This was an entertaining performance; it sent a real message under the guise of a humorous diversion from reality into the perceived (or believed?) world of the'previously living,' otherwise known as calacas, or the'bony ones'.
The main character – Rosita – is originally from Mexico; she has since moved far from her birthplace and her family, not as far geographically, but certainly worlds away emotionally.
As the story opens, we hear a calaca say "levantase!" We then see calacas coming from every direction into Rosita's kitchen; lively music plays as they seem to discover that they can touch solid objects without passing through them.Some carry suitcases; one sits down and drinks a cup of coffee, another seems fascinated with a sugar dispenser.As sunlight comes, they quickly scurry away, out of sight.Now, as at other times, one is a little slower than the others and narrowly escapes discovery.
We get a taste of Rosita's sassy side when she greets the customer from Clovis, who becomes part of the audience, thus signifying, in my view, that the character is not as significant as the reason why she is there (Was this really an actor, or merely a patron of the theatre, tapped to be our customer because of the seat she chose?): Rosita tells her story to the customer, the story of her day of the dead.Of course, the story would not be complete without snippets of background, which she provides to the customer, and thus, to the audience.

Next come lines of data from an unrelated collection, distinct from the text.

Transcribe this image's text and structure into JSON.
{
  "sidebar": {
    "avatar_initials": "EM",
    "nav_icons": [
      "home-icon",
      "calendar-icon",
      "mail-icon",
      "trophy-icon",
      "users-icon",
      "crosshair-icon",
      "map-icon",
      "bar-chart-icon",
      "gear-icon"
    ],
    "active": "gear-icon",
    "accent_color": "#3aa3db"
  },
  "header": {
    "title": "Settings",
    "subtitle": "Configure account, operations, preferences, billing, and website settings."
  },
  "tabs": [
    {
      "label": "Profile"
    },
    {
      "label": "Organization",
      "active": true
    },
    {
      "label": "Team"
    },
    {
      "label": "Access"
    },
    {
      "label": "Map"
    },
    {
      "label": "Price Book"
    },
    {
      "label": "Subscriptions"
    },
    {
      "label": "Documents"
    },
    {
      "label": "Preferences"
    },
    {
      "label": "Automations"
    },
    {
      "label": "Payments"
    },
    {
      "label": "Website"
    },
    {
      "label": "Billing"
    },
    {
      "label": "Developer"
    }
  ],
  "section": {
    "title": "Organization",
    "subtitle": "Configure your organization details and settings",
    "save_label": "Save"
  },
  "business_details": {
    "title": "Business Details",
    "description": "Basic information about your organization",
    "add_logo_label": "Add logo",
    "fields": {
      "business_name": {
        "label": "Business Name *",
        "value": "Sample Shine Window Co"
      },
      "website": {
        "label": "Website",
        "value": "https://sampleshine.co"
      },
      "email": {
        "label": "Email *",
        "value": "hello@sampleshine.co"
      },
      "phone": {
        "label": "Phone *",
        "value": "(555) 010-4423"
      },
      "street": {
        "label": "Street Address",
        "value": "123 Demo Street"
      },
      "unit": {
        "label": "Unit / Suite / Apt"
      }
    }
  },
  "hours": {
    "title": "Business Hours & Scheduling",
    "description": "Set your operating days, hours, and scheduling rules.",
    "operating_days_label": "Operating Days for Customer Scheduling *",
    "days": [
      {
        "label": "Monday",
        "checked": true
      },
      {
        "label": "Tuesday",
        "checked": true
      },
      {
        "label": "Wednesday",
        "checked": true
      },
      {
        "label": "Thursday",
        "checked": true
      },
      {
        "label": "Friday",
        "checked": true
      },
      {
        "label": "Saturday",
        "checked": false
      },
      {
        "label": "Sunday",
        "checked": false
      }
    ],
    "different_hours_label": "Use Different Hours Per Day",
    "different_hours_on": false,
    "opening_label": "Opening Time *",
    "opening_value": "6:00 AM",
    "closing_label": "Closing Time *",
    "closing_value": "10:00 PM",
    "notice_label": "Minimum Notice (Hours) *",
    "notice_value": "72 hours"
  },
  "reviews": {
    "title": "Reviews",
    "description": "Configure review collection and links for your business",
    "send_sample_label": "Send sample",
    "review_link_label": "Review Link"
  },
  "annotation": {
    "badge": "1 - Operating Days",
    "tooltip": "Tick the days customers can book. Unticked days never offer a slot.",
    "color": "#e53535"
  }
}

Marisabel, Rosita's granddaughter, bounds in with the revelation that she has spoken to her dead grandmother; Rosita doesn't really seem to believe her until Marisabel speaks her grandmother's name.It is then that the series of strange happenings is revealed to us: the nail shop, the travel agency, the produce delivery person, and the trip to the afterlife – Mictlan.